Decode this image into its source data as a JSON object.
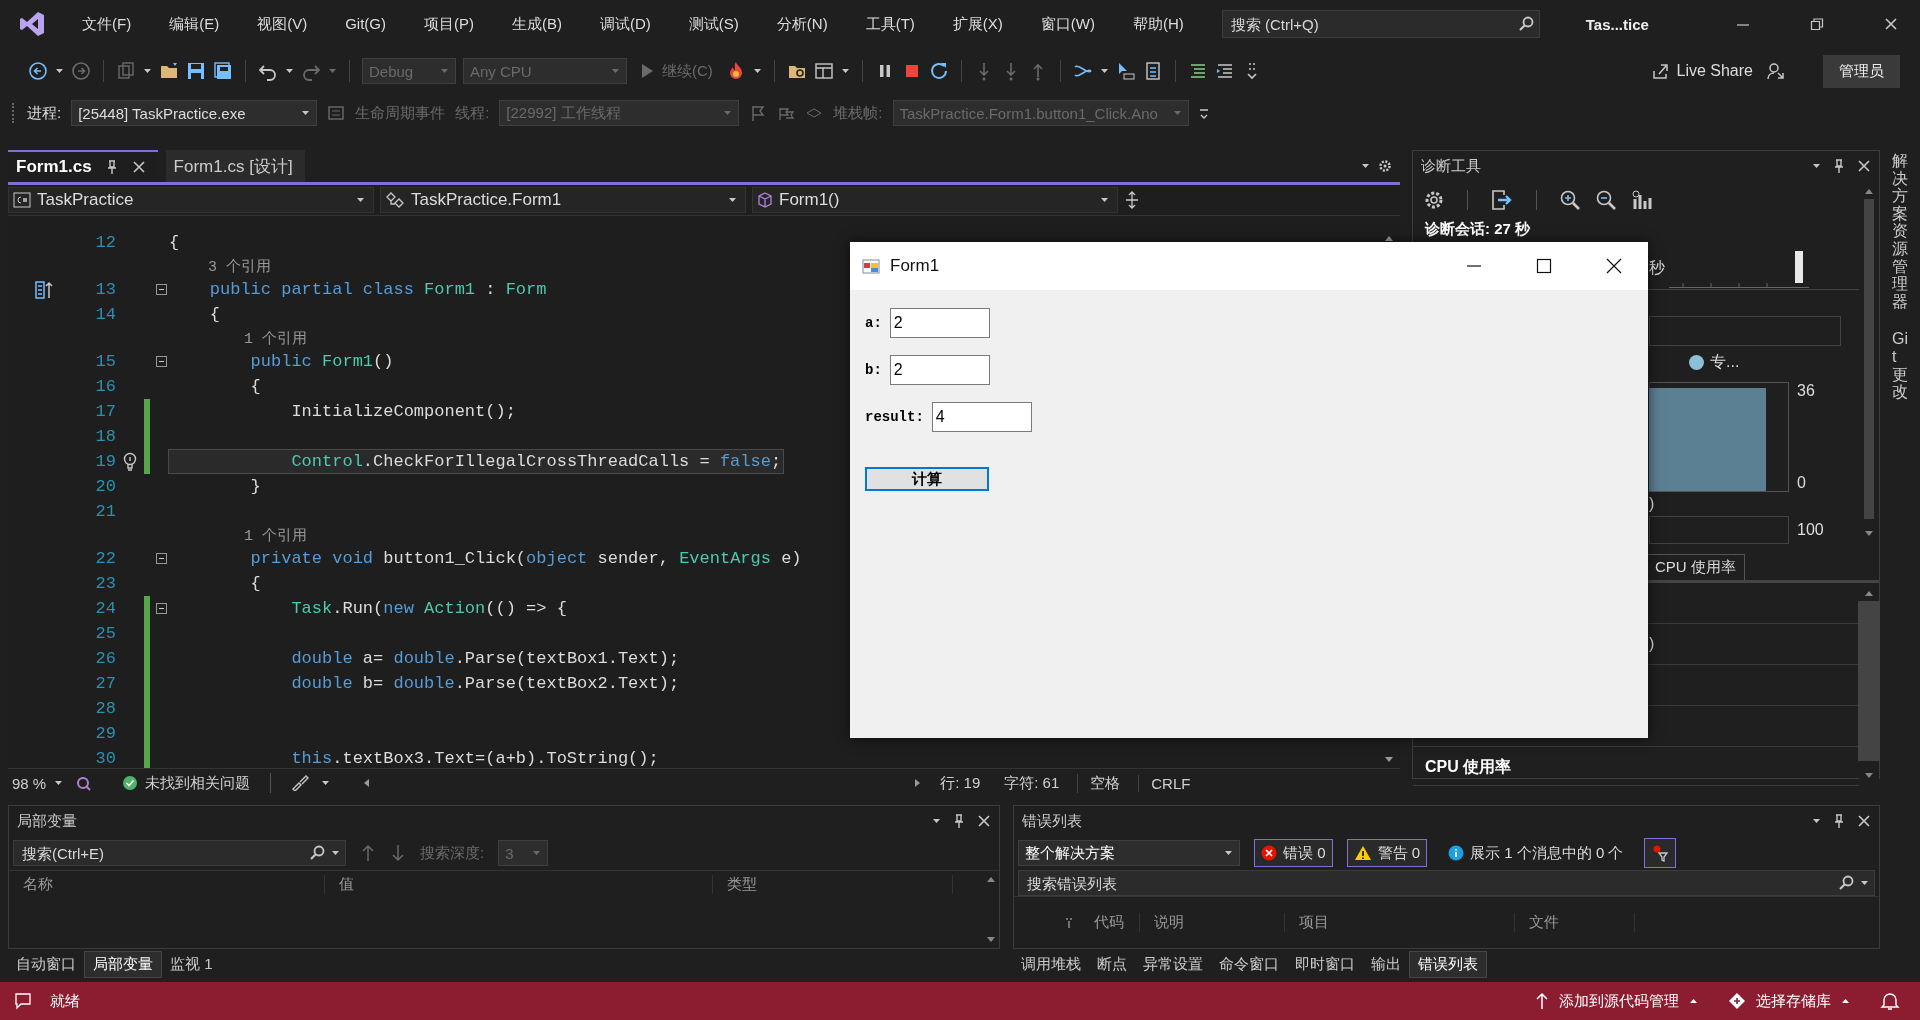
{
  "menu_bar": {
    "menus": [
      "文件(F)",
      "编辑(E)",
      "视图(V)",
      "Git(G)",
      "项目(P)",
      "生成(B)",
      "调试(D)",
      "测试(S)",
      "分析(N)",
      "工具(T)",
      "扩展(X)",
      "窗口(W)",
      "帮助(H)"
    ],
    "search": {
      "placeholder": "搜索 (Ctrl+Q)"
    },
    "solution_name": "Tas...tice"
  },
  "standard_toolbar": {
    "configuration": {
      "value": "Debug",
      "disabled": true
    },
    "platform": {
      "value": "Any CPU",
      "disabled": true
    },
    "continue_button": {
      "label": "继续(C)",
      "disabled": true
    },
    "live_share": "Live Share",
    "account_button": "管理员"
  },
  "debug_location_toolbar": {
    "process_label": "进程:",
    "process": {
      "value": "[25448] TaskPractice.exe",
      "disabled": false
    },
    "lifecycle_events": {
      "label": "生命周期事件",
      "disabled": true
    },
    "thread_label": {
      "label": "线程:",
      "disabled": true
    },
    "thread": {
      "value": "[22992] 工作线程",
      "disabled": true
    },
    "stack_frame_label": {
      "label": "堆栈帧:",
      "disabled": true
    },
    "stack_frame": {
      "value": "TaskPractice.Form1.button1_Click.Ano",
      "disabled": true
    }
  },
  "document_tabs": [
    {
      "label": "Form1.cs",
      "selected": true
    },
    {
      "label": "Form1.cs [设计]",
      "selected": false
    }
  ],
  "navigation_bar": {
    "project": "TaskPractice",
    "type": "TaskPractice.Form1",
    "member": "Form1()"
  },
  "editor": {
    "lines": [
      {
        "kind": "code",
        "number": "12",
        "tokens": [
          {
            "text": "{",
            "kind": "plain"
          }
        ],
        "changed": false,
        "current": false,
        "foldable": false
      },
      {
        "kind": "lens",
        "text": "    3 个引用"
      },
      {
        "kind": "code",
        "number": "13",
        "tokens": [
          {
            "text": "    public partial class ",
            "kind": "keyword"
          },
          {
            "text": "Form1",
            "kind": "type"
          },
          {
            "text": " : ",
            "kind": "plain"
          },
          {
            "text": "Form",
            "kind": "type"
          }
        ],
        "changed": false,
        "current": false,
        "foldable": true,
        "implementation_marker": true
      },
      {
        "kind": "code",
        "number": "14",
        "tokens": [
          {
            "text": "    {",
            "kind": "plain"
          }
        ],
        "changed": false,
        "current": false,
        "foldable": false
      },
      {
        "kind": "lens",
        "text": "        1 个引用"
      },
      {
        "kind": "code",
        "number": "15",
        "tokens": [
          {
            "text": "        public ",
            "kind": "keyword"
          },
          {
            "text": "Form1",
            "kind": "type"
          },
          {
            "text": "()",
            "kind": "plain"
          }
        ],
        "changed": false,
        "current": false,
        "foldable": true
      },
      {
        "kind": "code",
        "number": "16",
        "tokens": [
          {
            "text": "        {",
            "kind": "plain"
          }
        ],
        "changed": false,
        "current": false,
        "foldable": false
      },
      {
        "kind": "code",
        "number": "17",
        "tokens": [
          {
            "text": "            InitializeComponent();",
            "kind": "plain"
          }
        ],
        "changed": true,
        "current": false,
        "foldable": false
      },
      {
        "kind": "code",
        "number": "18",
        "changed": true,
        "current": false,
        "foldable": false
      },
      {
        "kind": "code",
        "number": "19",
        "tokens": [
          {
            "text": "            Control",
            "kind": "type"
          },
          {
            "text": ".CheckForIllegalCrossThreadCalls = ",
            "kind": "plain"
          },
          {
            "text": "false",
            "kind": "keyword"
          },
          {
            "text": ";",
            "kind": "plain"
          }
        ],
        "changed": true,
        "current": true,
        "foldable": false,
        "lightbulb": true
      },
      {
        "kind": "code",
        "number": "20",
        "tokens": [
          {
            "text": "        }",
            "kind": "plain"
          }
        ],
        "changed": false,
        "current": false,
        "foldable": false
      },
      {
        "kind": "code",
        "number": "21",
        "changed": false,
        "current": false,
        "foldable": false
      },
      {
        "kind": "lens",
        "text": "        1 个引用"
      },
      {
        "kind": "code",
        "number": "22",
        "tokens": [
          {
            "text": "        private void",
            "kind": "keyword"
          },
          {
            "text": " button1_Click(",
            "kind": "plain"
          },
          {
            "text": "object",
            "kind": "keyword"
          },
          {
            "text": " sender, ",
            "kind": "plain"
          },
          {
            "text": "EventArgs",
            "kind": "type"
          },
          {
            "text": " e)",
            "kind": "plain"
          }
        ],
        "changed": false,
        "current": false,
        "foldable": true
      },
      {
        "kind": "code",
        "number": "23",
        "tokens": [
          {
            "text": "        {",
            "kind": "plain"
          }
        ],
        "changed": false,
        "current": false,
        "foldable": false
      },
      {
        "kind": "code",
        "number": "24",
        "tokens": [
          {
            "text": "            Task",
            "kind": "type"
          },
          {
            "text": ".Run(",
            "kind": "plain"
          },
          {
            "text": "new ",
            "kind": "keyword"
          },
          {
            "text": "Action",
            "kind": "type"
          },
          {
            "text": "(() => {",
            "kind": "plain"
          }
        ],
        "changed": true,
        "current": false,
        "foldable": true
      },
      {
        "kind": "code",
        "number": "25",
        "changed": true,
        "current": false,
        "foldable": false
      },
      {
        "kind": "code",
        "number": "26",
        "tokens": [
          {
            "text": "            double",
            "kind": "keyword"
          },
          {
            "text": " a= ",
            "kind": "plain"
          },
          {
            "text": "double",
            "kind": "keyword"
          },
          {
            "text": ".Parse(textBox1.Text);",
            "kind": "plain"
          }
        ],
        "changed": true,
        "current": false,
        "foldable": false
      },
      {
        "kind": "code",
        "number": "27",
        "tokens": [
          {
            "text": "            double",
            "kind": "keyword"
          },
          {
            "text": " b= ",
            "kind": "plain"
          },
          {
            "text": "double",
            "kind": "keyword"
          },
          {
            "text": ".Parse(textBox2.Text);",
            "kind": "plain"
          }
        ],
        "changed": true,
        "current": false,
        "foldable": false
      },
      {
        "kind": "code",
        "number": "28",
        "changed": true,
        "current": false,
        "foldable": false
      },
      {
        "kind": "code",
        "number": "29",
        "changed": true,
        "current": false,
        "foldable": false
      },
      {
        "kind": "code",
        "number": "30",
        "tokens": [
          {
            "text": "            this",
            "kind": "keyword"
          },
          {
            "text": ".textBox3.Text=(a+b).ToString();",
            "kind": "plain"
          }
        ],
        "changed": true,
        "current": false,
        "foldable": false
      }
    ]
  },
  "editor_status": {
    "zoom": "98 %",
    "issues": "未找到相关问题",
    "line": "行: 19",
    "column": "字符: 61",
    "indentation": "空格",
    "line_ending": "CRLF"
  },
  "diagnostics": {
    "title": "诊断工具",
    "session": "诊断会话: 27 秒",
    "timeline_unit": "秒",
    "legend_label": "专...",
    "chart_max": "36",
    "chart_min": "0",
    "column_1": ")",
    "cpu_max": "100",
    "tab": "CPU 使用率",
    "row_text": ")",
    "section_title": "CPU 使用率"
  },
  "side_tabs": [
    "解决方案资源管理器",
    "Git 更改"
  ],
  "locals": {
    "title": "局部变量",
    "search": {
      "placeholder": "搜索(Ctrl+E)"
    },
    "depth_label": "搜索深度:",
    "depth": {
      "value": "3",
      "disabled": true
    },
    "columns": [
      "名称",
      "值",
      "类型"
    ],
    "tabs": [
      {
        "label": "自动窗口",
        "selected": false
      },
      {
        "label": "局部变量",
        "selected": true
      },
      {
        "label": "监视 1",
        "selected": false
      }
    ]
  },
  "error_list": {
    "title": "错误列表",
    "scope": "整个解决方案",
    "filters": [
      {
        "kind": "error",
        "label": "错误 0",
        "selected": true
      },
      {
        "kind": "warning",
        "label": "警告 0",
        "selected": true
      },
      {
        "kind": "message",
        "label": "展示 1 个消息中的 0 个",
        "selected": false
      }
    ],
    "search": {
      "placeholder": "搜索错误列表"
    },
    "columns": [
      "代码",
      "说明",
      "项目",
      "文件"
    ],
    "tabs": [
      {
        "label": "调用堆栈",
        "selected": false
      },
      {
        "label": "断点",
        "selected": false
      },
      {
        "label": "异常设置",
        "selected": false
      },
      {
        "label": "命令窗口",
        "selected": false
      },
      {
        "label": "即时窗口",
        "selected": false
      },
      {
        "label": "输出",
        "selected": false
      },
      {
        "label": "错误列表",
        "selected": true
      }
    ]
  },
  "status_bar": {
    "message": "就绪",
    "source_control": "添加到源代码管理",
    "repository": "选择存储库"
  },
  "form_window": {
    "title": "Form1",
    "fields": [
      {
        "label": "a:",
        "value": "2"
      },
      {
        "label": "b:",
        "value": "2"
      },
      {
        "label": "result:",
        "value": "4"
      }
    ],
    "button": {
      "label": "计算",
      "focused": true
    }
  }
}
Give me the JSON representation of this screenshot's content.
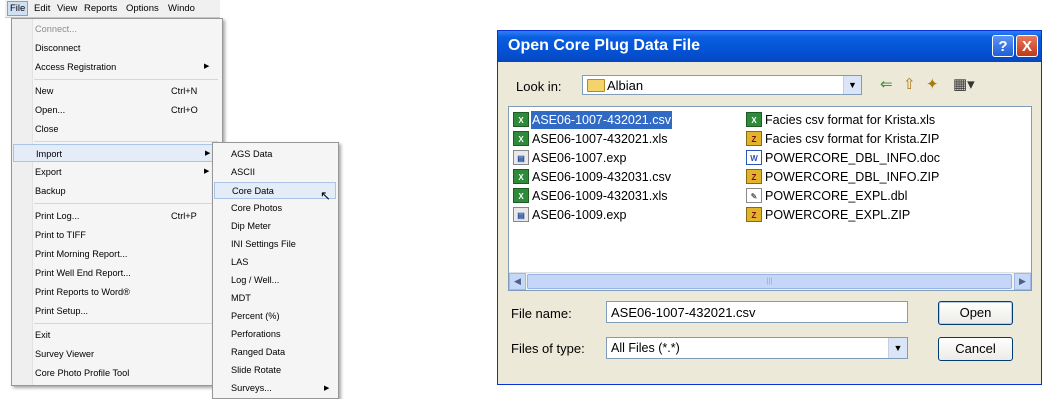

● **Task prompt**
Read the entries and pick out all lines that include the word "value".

● **Final answer**
      "value": "Debug",
      "value": "Any CPU",
      "value": "[25448] TaskPractice.exe",
      "value": "[22992] 工作线程",
      "value": "TaskPractice.Form1.button1_Click.Ano",
      "value": "3",
        "value": "2"
        "value": "2"
        "value": "4"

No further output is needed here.